What's the actual cost of a press release?
This is a question a lot of PR consultants, along with small and mid-sized agencies, are frequently asked. "Press release cost" is actually is one of the top searches when it comes to public relations, too.
The short answer is that you’re asking the wrong question.
A press release is just a tool. And sometimes, it’s not necessary for the job at hand.
Depending on who you as, you could get a press release for as little as $20 (thank you Fiverr!) or much, much more. On a budget? Spend $500 to have a release written, put it over a free or paid newswire, or send via one of those “lists” you can buy from database experts, and watch the media coverage come rolling in! That could be your entire press release cost right there.
The goal of your PR campaign is (or should be) to secure influential editorial coverage in the media. And it often takes more than a ConstantContact email blast to do so. So what’s that worth?
If I had a hammer…
Again, the press release is just a tool. I can buy a hammer at my local hardware store. That doesn’t mean I can design a house. Note that I didn’t say build a house.
I do know how to swing a hammer. But designing a house is much different than hammering a nail into wood. And to be honest, I don’t know much about nails, so not being an expert, I may buy the wrong nails for the job at hand. All nails are not created equal!
There’s a chance that your press release isn’t even the right tool for the job. Maybe you need a wrench, cement mixer or a laser…If you are someone who has never worked in construction and designed a house, you could easily buy the wrong tools.
And that’s why you hire an architect and their team of skilled contractors.
When building your PR house, you’re going to want someone, or a team, to design it with a strategy in mind that will meet your goals. In the PR world, we often link that under the umbrella of a campaign. And what no budget conscious client wants to hear is that this campaign will cost you more than just hiring someone to swing a hammer for you.
So how much for a campaign?
Hopefully you’ve changed your mindset from thinking about the cost of a press release are asking “What’s the cost of a campaign?” Unfortunately, there’s no clear answer to that question either. It’s similar to asking what the cost of a car is.
It depends on your needs, desires and usage scenarios.
Do you need all-wheel drive? A sunroof? Room for five? A Land Rovers and Jeep Wrangler can go off-road, but they’re very different cars and offer different experiences. Honda Civics are incredibly reliable, but they’re not the fastest cars off the line. But maybe you don’t need the fastest car on the block. Or an ignition that turns on with a retinal scan. Maybe you only need to go fast enough to get to work on time, and that’s ok!
Good, results-oriented (you do want results, right?) PR campaigns require effort and patience. Sure, you may land incredible media coverage right off the bat.
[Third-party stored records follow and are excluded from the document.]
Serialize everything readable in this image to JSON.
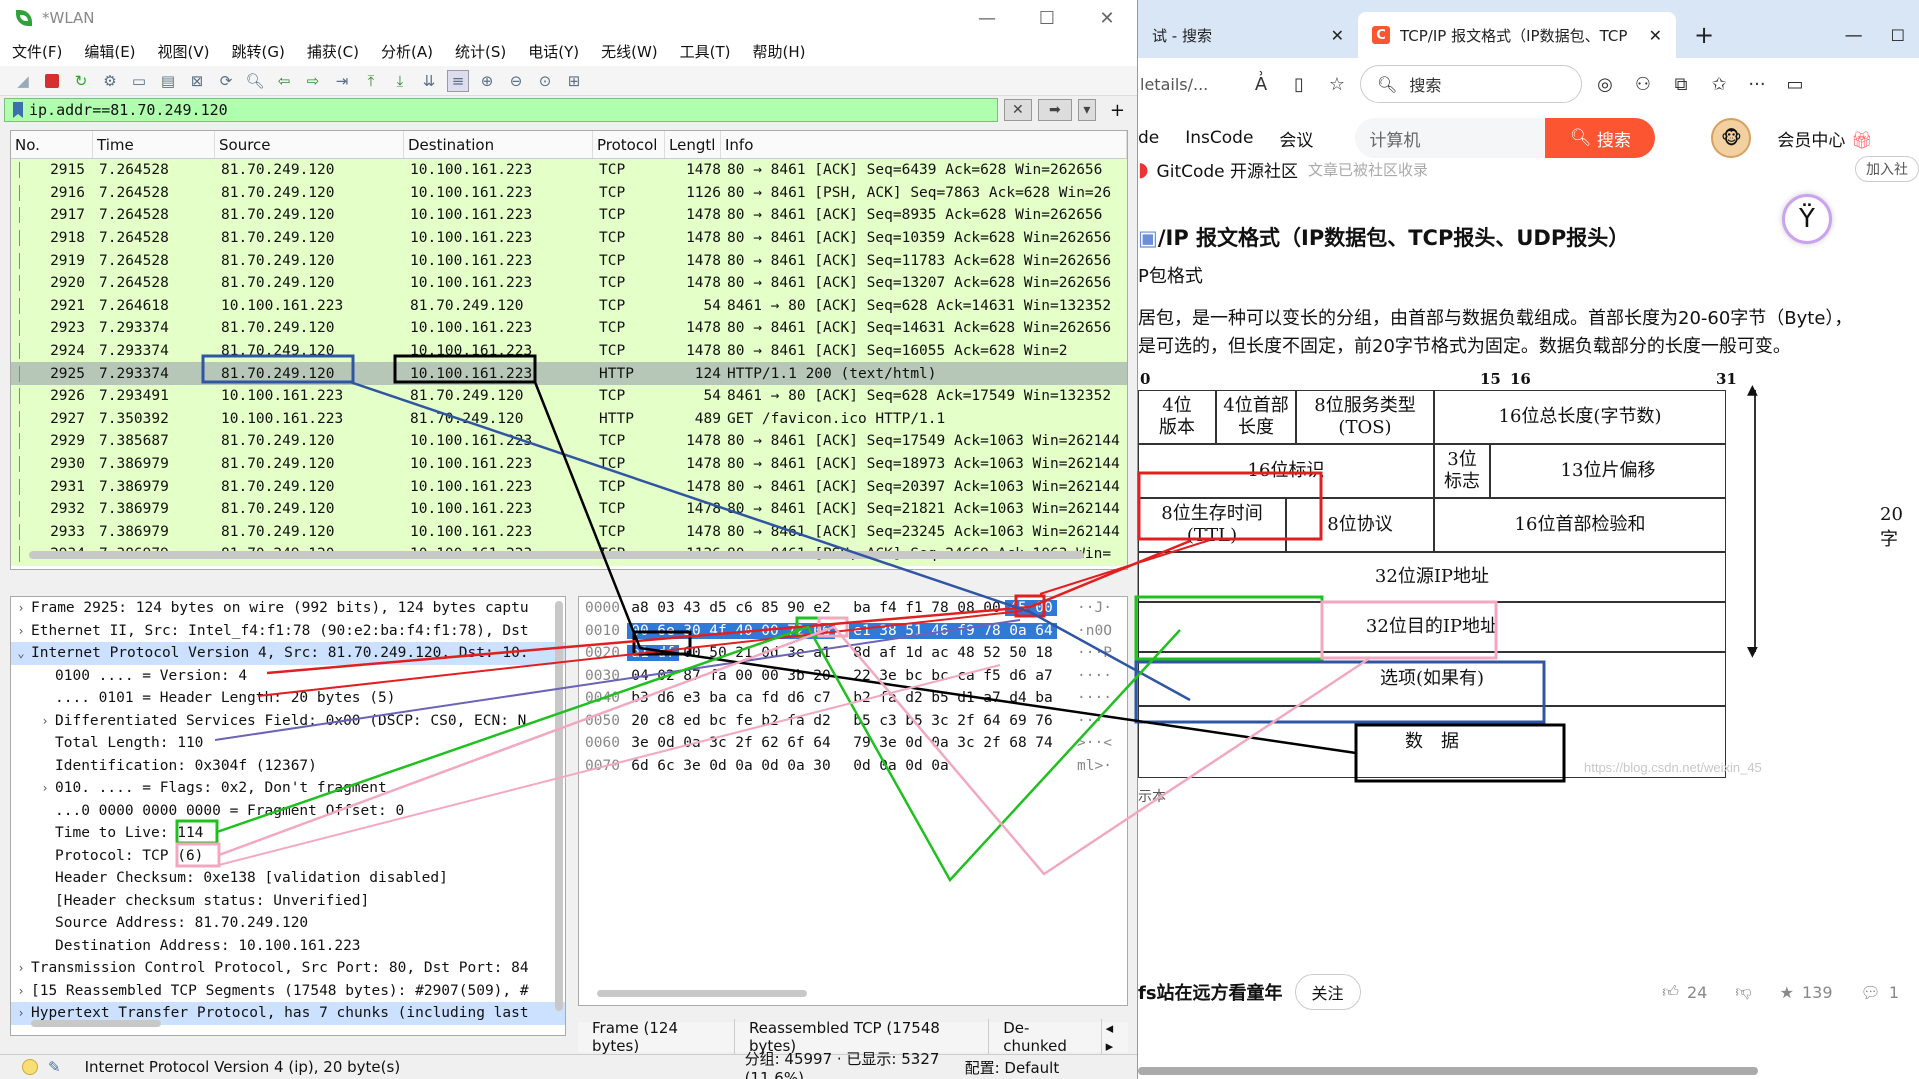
{
  "wireshark": {
    "title": "*WLAN",
    "menu": [
      "文件(F)",
      "编辑(E)",
      "视图(V)",
      "跳转(G)",
      "捕获(C)",
      "分析(A)",
      "统计(S)",
      "电话(Y)",
      "无线(W)",
      "工具(T)",
      "帮助(H)"
    ],
    "filter": "ip.addr==81.70.249.120",
    "columns": [
      "No.",
      "Time",
      "Source",
      "Destination",
      "Protocol",
      "Lengtl",
      "Info"
    ],
    "packets": [
      {
        "no": "2915",
        "time": "7.264528",
        "src": "81.70.249.120",
        "dst": "10.100.161.223",
        "proto": "TCP",
        "len": "1478",
        "info": "80 → 8461 [ACK] Seq=6439 Ack=628 Win=262656"
      },
      {
        "no": "2916",
        "time": "7.264528",
        "src": "81.70.249.120",
        "dst": "10.100.161.223",
        "proto": "TCP",
        "len": "1126",
        "info": "80 → 8461 [PSH, ACK] Seq=7863 Ack=628 Win=26"
      },
      {
        "no": "2917",
        "time": "7.264528",
        "src": "81.70.249.120",
        "dst": "10.100.161.223",
        "proto": "TCP",
        "len": "1478",
        "info": "80 → 8461 [ACK] Seq=8935 Ack=628 Win=262656"
      },
      {
        "no": "2918",
        "time": "7.264528",
        "src": "81.70.249.120",
        "dst": "10.100.161.223",
        "proto": "TCP",
        "len": "1478",
        "info": "80 → 8461 [ACK] Seq=10359 Ack=628 Win=262656"
      },
      {
        "no": "2919",
        "time": "7.264528",
        "src": "81.70.249.120",
        "dst": "10.100.161.223",
        "proto": "TCP",
        "len": "1478",
        "info": "80 → 8461 [ACK] Seq=11783 Ack=628 Win=262656"
      },
      {
        "no": "2920",
        "time": "7.264528",
        "src": "81.70.249.120",
        "dst": "10.100.161.223",
        "proto": "TCP",
        "len": "1478",
        "info": "80 → 8461 [ACK] Seq=13207 Ack=628 Win=262656"
      },
      {
        "no": "2921",
        "time": "7.264618",
        "src": "10.100.161.223",
        "dst": "81.70.249.120",
        "proto": "TCP",
        "len": "54",
        "info": "8461 → 80 [ACK] Seq=628 Ack=14631 Win=132352"
      },
      {
        "no": "2923",
        "time": "7.293374",
        "src": "81.70.249.120",
        "dst": "10.100.161.223",
        "proto": "TCP",
        "len": "1478",
        "info": "80 → 8461 [ACK] Seq=14631 Ack=628 Win=262656"
      },
      {
        "no": "2924",
        "time": "7.293374",
        "src": "81.70.249.120",
        "dst": "10.100.161.223",
        "proto": "TCP",
        "len": "1478",
        "info": "80 → 8461 [ACK] Seq=16055 Ack=628 Win=2"
      },
      {
        "no": "2925",
        "time": "7.293374",
        "src": "81.70.249.120",
        "dst": "10.100.161.223",
        "proto": "HTTP",
        "len": "124",
        "info": "HTTP/1.1 200  (text/html)"
      },
      {
        "no": "2926",
        "time": "7.293491",
        "src": "10.100.161.223",
        "dst": "81.70.249.120",
        "proto": "TCP",
        "len": "54",
        "info": "8461 → 80 [ACK] Seq=628 Ack=17549 Win=132352"
      },
      {
        "no": "2927",
        "time": "7.350392",
        "src": "10.100.161.223",
        "dst": "81.70.249.120",
        "proto": "HTTP",
        "len": "489",
        "info": "GET /favicon.ico HTTP/1.1"
      },
      {
        "no": "2929",
        "time": "7.385687",
        "src": "81.70.249.120",
        "dst": "10.100.161.223",
        "proto": "TCP",
        "len": "1478",
        "info": "80 → 8461 [ACK] Seq=17549 Ack=1063 Win=262144"
      },
      {
        "no": "2930",
        "time": "7.386979",
        "src": "81.70.249.120",
        "dst": "10.100.161.223",
        "proto": "TCP",
        "len": "1478",
        "info": "80 → 8461 [ACK] Seq=18973 Ack=1063 Win=262144"
      },
      {
        "no": "2931",
        "time": "7.386979",
        "src": "81.70.249.120",
        "dst": "10.100.161.223",
        "proto": "TCP",
        "len": "1478",
        "info": "80 → 8461 [ACK] Seq=20397 Ack=1063 Win=262144"
      },
      {
        "no": "2932",
        "time": "7.386979",
        "src": "81.70.249.120",
        "dst": "10.100.161.223",
        "proto": "TCP",
        "len": "1478",
        "info": "80 → 8461 [ACK] Seq=21821 Ack=1063 Win=262144"
      },
      {
        "no": "2933",
        "time": "7.386979",
        "src": "81.70.249.120",
        "dst": "10.100.161.223",
        "proto": "TCP",
        "len": "1478",
        "info": "80 → 8461 [ACK] Seq=23245 Ack=1063 Win=262144"
      },
      {
        "no": "2934",
        "time": "7.386979",
        "src": "81.70.249.120",
        "dst": "10.100.161.223",
        "proto": "TCP",
        "len": "1126",
        "info": "80 → 8461 [PSH, ACK] Seq=24669 Ack=1063 Win="
      }
    ],
    "details": [
      {
        "text": "Frame 2925: 124 bytes on wire (992 bits), 124 bytes captu",
        "arrow": "›",
        "indent": false
      },
      {
        "text": "Ethernet II, Src: Intel_f4:f1:78 (90:e2:ba:f4:f1:78), Dst",
        "arrow": "›",
        "indent": false
      },
      {
        "text": "Internet Protocol Version 4, Src: 81.70.249.120, Dst: 10.",
        "arrow": "⌄",
        "indent": false,
        "hl": true
      },
      {
        "text": "0100 .... = Version: 4",
        "arrow": "",
        "indent": true
      },
      {
        "text": ".... 0101 = Header Length: 20 bytes (5)",
        "arrow": "",
        "indent": true
      },
      {
        "text": "Differentiated Services Field: 0x00 (DSCP: CS0, ECN: N",
        "arrow": "›",
        "indent": true
      },
      {
        "text": "Total Length: 110",
        "arrow": "",
        "indent": true
      },
      {
        "text": "Identification: 0x304f (12367)",
        "arrow": "",
        "indent": true
      },
      {
        "text": "010. .... = Flags: 0x2, Don't fragment",
        "arrow": "›",
        "indent": true
      },
      {
        "text": "...0 0000 0000 0000 = Fragment Offset: 0",
        "arrow": "",
        "indent": true
      },
      {
        "text": "Time to Live: 114",
        "arrow": "",
        "indent": true
      },
      {
        "text": "Protocol: TCP (6)",
        "arrow": "",
        "indent": true
      },
      {
        "text": "Header Checksum: 0xe138 [validation disabled]",
        "arrow": "",
        "indent": true
      },
      {
        "text": "[Header checksum status: Unverified]",
        "arrow": "",
        "indent": true
      },
      {
        "text": "Source Address: 81.70.249.120",
        "arrow": "",
        "indent": true
      },
      {
        "text": "Destination Address: 10.100.161.223",
        "arrow": "",
        "indent": true
      },
      {
        "text": "Transmission Control Protocol, Src Port: 80, Dst Port: 84",
        "arrow": "›",
        "indent": false
      },
      {
        "text": "[15 Reassembled TCP Segments (17548 bytes): #2907(509), #",
        "arrow": "›",
        "indent": false
      },
      {
        "text": "Hypertext Transfer Protocol, has 7 chunks (including last",
        "arrow": "›",
        "indent": false,
        "hl": true
      }
    ],
    "bytes": [
      {
        "off": "0000",
        "hex": [
          "a8",
          "03",
          "43",
          "d5",
          "c6",
          "85",
          "90",
          "e2",
          "ba",
          "f4",
          "f1",
          "78",
          "08",
          "00",
          "45",
          "00"
        ],
        "sel": [
          14,
          15
        ],
        "asc": "··J·"
      },
      {
        "off": "0010",
        "hex": [
          "00",
          "6e",
          "30",
          "4f",
          "40",
          "00",
          "72",
          "06",
          "e1",
          "38",
          "51",
          "46",
          "f9",
          "78",
          "0a",
          "64"
        ],
        "sel": [
          0,
          1,
          2,
          3,
          4,
          5,
          6,
          7,
          8,
          9,
          10,
          11,
          12,
          13,
          14,
          15
        ],
        "asc": "·n0O"
      },
      {
        "off": "0020",
        "hex": [
          "a1",
          "df",
          "00",
          "50",
          "21",
          "0d",
          "3e",
          "a1",
          "8d",
          "af",
          "1d",
          "ac",
          "48",
          "52",
          "50",
          "18"
        ],
        "sel": [
          0,
          1
        ],
        "asc": "···P"
      },
      {
        "off": "0030",
        "hex": [
          "04",
          "02",
          "87",
          "fa",
          "00",
          "00",
          "3b",
          "20",
          "22",
          "3e",
          "bc",
          "bc",
          "ca",
          "f5",
          "d6",
          "a7"
        ],
        "sel": [],
        "asc": "····"
      },
      {
        "off": "0040",
        "hex": [
          "b3",
          "d6",
          "e3",
          "ba",
          "ca",
          "fd",
          "d6",
          "c7",
          "b2",
          "fa",
          "d2",
          "b5",
          "d1",
          "a7",
          "d4",
          "ba"
        ],
        "sel": [],
        "asc": "····"
      },
      {
        "off": "0050",
        "hex": [
          "20",
          "c8",
          "ed",
          "bc",
          "fe",
          "b2",
          "fa",
          "d2",
          "b5",
          "c3",
          "b5",
          "3c",
          "2f",
          "64",
          "69",
          "76"
        ],
        "sel": [],
        "asc": " ···"
      },
      {
        "off": "0060",
        "hex": [
          "3e",
          "0d",
          "0a",
          "3c",
          "2f",
          "62",
          "6f",
          "64",
          "79",
          "3e",
          "0d",
          "0a",
          "3c",
          "2f",
          "68",
          "74"
        ],
        "sel": [],
        "asc": ">··<"
      },
      {
        "off": "0070",
        "hex": [
          "6d",
          "6c",
          "3e",
          "0d",
          "0a",
          "0d",
          "0a",
          "30",
          "0d",
          "0a",
          "0d",
          "0a"
        ],
        "sel": [],
        "asc": "ml>·"
      }
    ],
    "byte_tabs": [
      "Frame (124 bytes)",
      "Reassembled TCP (17548 bytes)",
      "De-chunked"
    ],
    "status_left": "Internet Protocol Version 4 (ip), 20 byte(s)",
    "status_mid": "分组: 45997 · 已显示: 5327 (11.6%)",
    "status_right": "配置: Default"
  },
  "browser": {
    "tab_inactive": "试 - 搜索",
    "tab_active": "TCP/IP 报文格式（IP数据包、TCP",
    "url": "letails/...",
    "search_placeholder": "搜索",
    "csdn_nav": [
      "de",
      "InsCode",
      "会议"
    ],
    "csdn_search": "计算机",
    "csdn_search_btn": "搜索",
    "member": "会员中心",
    "gitcode": "GitCode 开源社区",
    "gitcode_note": "文章已被社区收录",
    "join": "加入社",
    "article_title": "/IP 报文格式（IP数据包、TCP报头、UDP报头）",
    "subheading": "P包格式",
    "para1": "居包，是一种可以变长的分组，由首部与数据负载组成。首部长度为20-60字节（Byte），",
    "para2": "是可选的，但长度不固定，前20字节格式为固定。数据负载部分的长度一般可变。",
    "fig": {
      "bit0": "0",
      "bit15": "15",
      "bit16": "16",
      "bit31": "31",
      "version": "4位\n版本",
      "ihl": "4位首部\n长度",
      "tos": "8位服务类型\n(TOS)",
      "total": "16位总长度(字节数)",
      "ident": "16位标识",
      "flags": "3位\n标志",
      "frag": "13位片偏移",
      "ttl": "8位生存时间\n(TTL)",
      "proto": "8位协议",
      "cksum": "16位首部检验和",
      "src": "32位源IP地址",
      "dst": "32位目的IP地址",
      "opts": "选项(如果有)",
      "data": "数　据",
      "side": "20字",
      "watermark": "https://blog.csdn.net/weixin_45"
    },
    "footer_author": "fs站在远方看童年",
    "follow": "关注",
    "likes": "24",
    "stars": "139",
    "comments": "1",
    "below_fig": "示本"
  }
}
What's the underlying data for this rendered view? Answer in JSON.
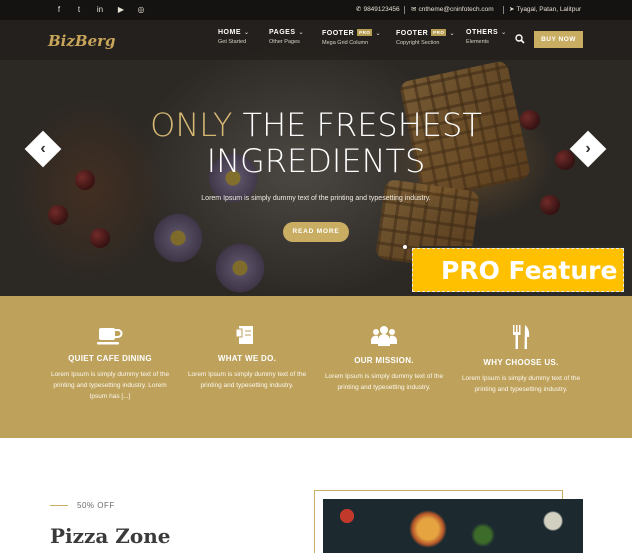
{
  "topbar": {
    "social": [
      {
        "icon": "facebook-icon",
        "glyph": "f"
      },
      {
        "icon": "twitter-icon",
        "glyph": "t"
      },
      {
        "icon": "linkedin-icon",
        "glyph": "in"
      },
      {
        "icon": "youtube-icon",
        "glyph": "▶"
      },
      {
        "icon": "instagram-icon",
        "glyph": "◎"
      }
    ],
    "phone": "9849123456",
    "email": "cntheme@cninfotech.com",
    "location": "Tyagal, Patan, Lalitpur"
  },
  "nav": {
    "logo": "BizBerg",
    "items": [
      {
        "label": "HOME",
        "sub": "Get Started",
        "tag": ""
      },
      {
        "label": "PAGES",
        "sub": "Other Pages",
        "tag": ""
      },
      {
        "label": "FOOTER",
        "sub": "Mega Grid Column",
        "tag": "PRO"
      },
      {
        "label": "FOOTER",
        "sub": "Copyright Section",
        "tag": "PRO"
      },
      {
        "label": "OTHERS",
        "sub": "Elements",
        "tag": ""
      }
    ],
    "buy_now": "BUY NOW"
  },
  "hero": {
    "headline_accent": "ONLY",
    "headline_rest": "THE FRESHEST",
    "headline_line2": "INGREDIENTS",
    "description": "Lorem Ipsum is simply dummy text of the printing and typesetting industry.",
    "read_more": "READ MORE",
    "prev_glyph": "‹",
    "next_glyph": "›"
  },
  "pro_badge": "PRO Feature",
  "features": [
    {
      "icon": "coffee-cup-icon",
      "title": "QUIET CAFE DINING",
      "text": "Lorem Ipsum is simply dummy text of the printing and typesetting industry. Lorem Ipsum has [...]"
    },
    {
      "icon": "document-icon",
      "title": "WHAT WE DO.",
      "text": "Lorem Ipsum is simply dummy text of the printing and typesetting industry."
    },
    {
      "icon": "team-icon",
      "title": "OUR MISSION.",
      "text": "Lorem Ipsum is simply dummy text of the printing and typesetting industry."
    },
    {
      "icon": "fork-knife-icon",
      "title": "WHY CHOOSE US.",
      "text": "Lorem Ipsum is simply dummy text of the printing and typesetting industry."
    }
  ],
  "promo": {
    "discount": "50% OFF",
    "title": "Pizza Zone"
  },
  "colors": {
    "accent": "#c8ad62",
    "feature_band": "#bea25c",
    "pro_yellow": "#ffc000"
  }
}
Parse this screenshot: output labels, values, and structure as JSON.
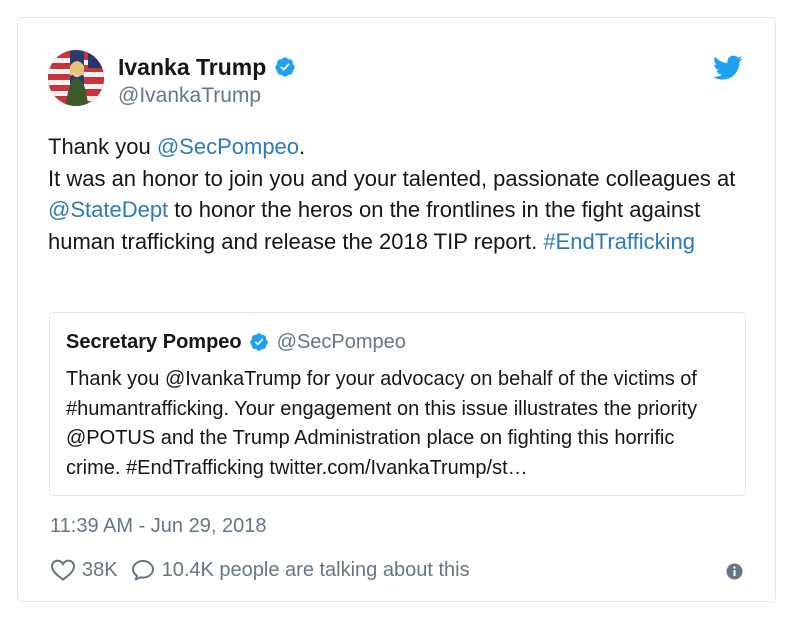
{
  "author": {
    "display_name": "Ivanka Trump",
    "screen_name": "@IvankaTrump"
  },
  "tweet": {
    "line1_prefix": "Thank you ",
    "line1_mention": "@SecPompeo",
    "line1_suffix": ".",
    "body_part1": "It was an honor to join you and your talented, passionate colleagues at ",
    "body_mention": "@StateDept",
    "body_part2": " to honor the heros on the frontlines in the fight against human trafficking and release the 2018 TIP report. ",
    "hashtag": "#EndTrafficking"
  },
  "quoted": {
    "display_name": "Secretary Pompeo",
    "screen_name": "@SecPompeo",
    "text": "Thank you @IvankaTrump for your advocacy on behalf of the victims of #humantrafficking. Your engagement on this issue illustrates the priority @POTUS and the Trump Administration place on fighting this horrific crime. #EndTrafficking twitter.com/IvankaTrump/st…"
  },
  "timestamp": "11:39 AM - Jun 29, 2018",
  "actions": {
    "like_count": "38K",
    "talking_text": "10.4K people are talking about this"
  },
  "colors": {
    "link": "#2b7bb9",
    "twitter_blue": "#1da1f2",
    "secondary_text": "#657786",
    "border": "#e1e8ed"
  }
}
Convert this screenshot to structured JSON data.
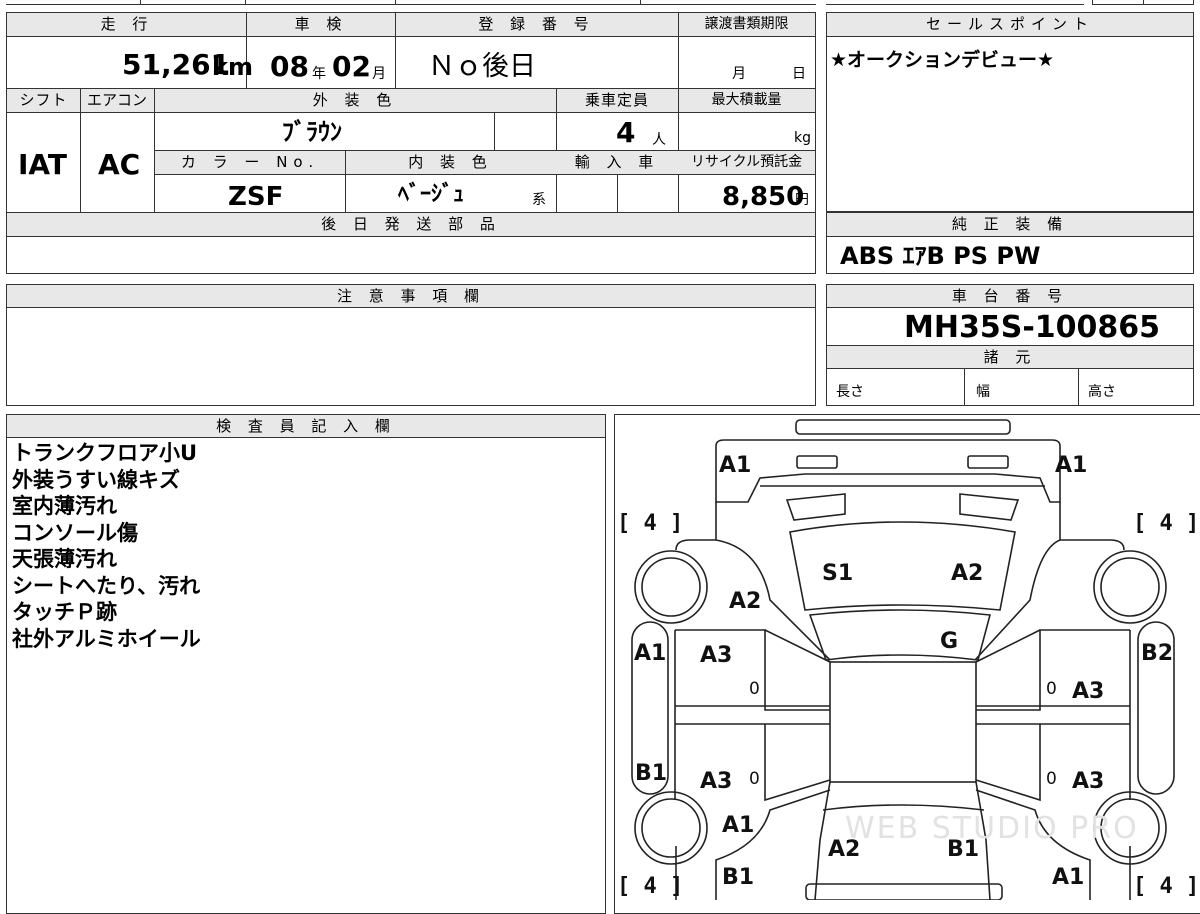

I’ll be the first to share with you case studies where we knocked it out of the park in the first week, securing coverage that led to immediate and traceable sales or phone calls to the CEO’s office. It happens for sure. But the reality is, usually it takes months to build momentum, if not longer.
The secret to securing great news coverage isn’t a golden hammer, killer media list or over incredibly well written press release. It’s reaching out to the right reporters with a story idea relevant to their coverage topic. And architecting a strategy to make it happen.
All of that said, if you really just want a hammer, I’m happy to sell one to you.
I just want you to understand that even the best hammer out there won’t magically build you a house overnight.
Bill Byrne is a veteran PR pro with serious disdain for people who call themselves gurus or ninjas, unless they’re spiritual leaders or feudal Japanese mercenary. In the last 20 years Bill has worked with a diverse range of brands, ranging from the youth marketing space to financial entities, tech products, general consumer goods, along with beer brands and snowboard companies. A former NYC agency guy, he spent years in the Manhattan offices of Cohn & Wolfe and PainePR before eventually co-founding Remedy Communications in San Diego.
Photo via Pixabay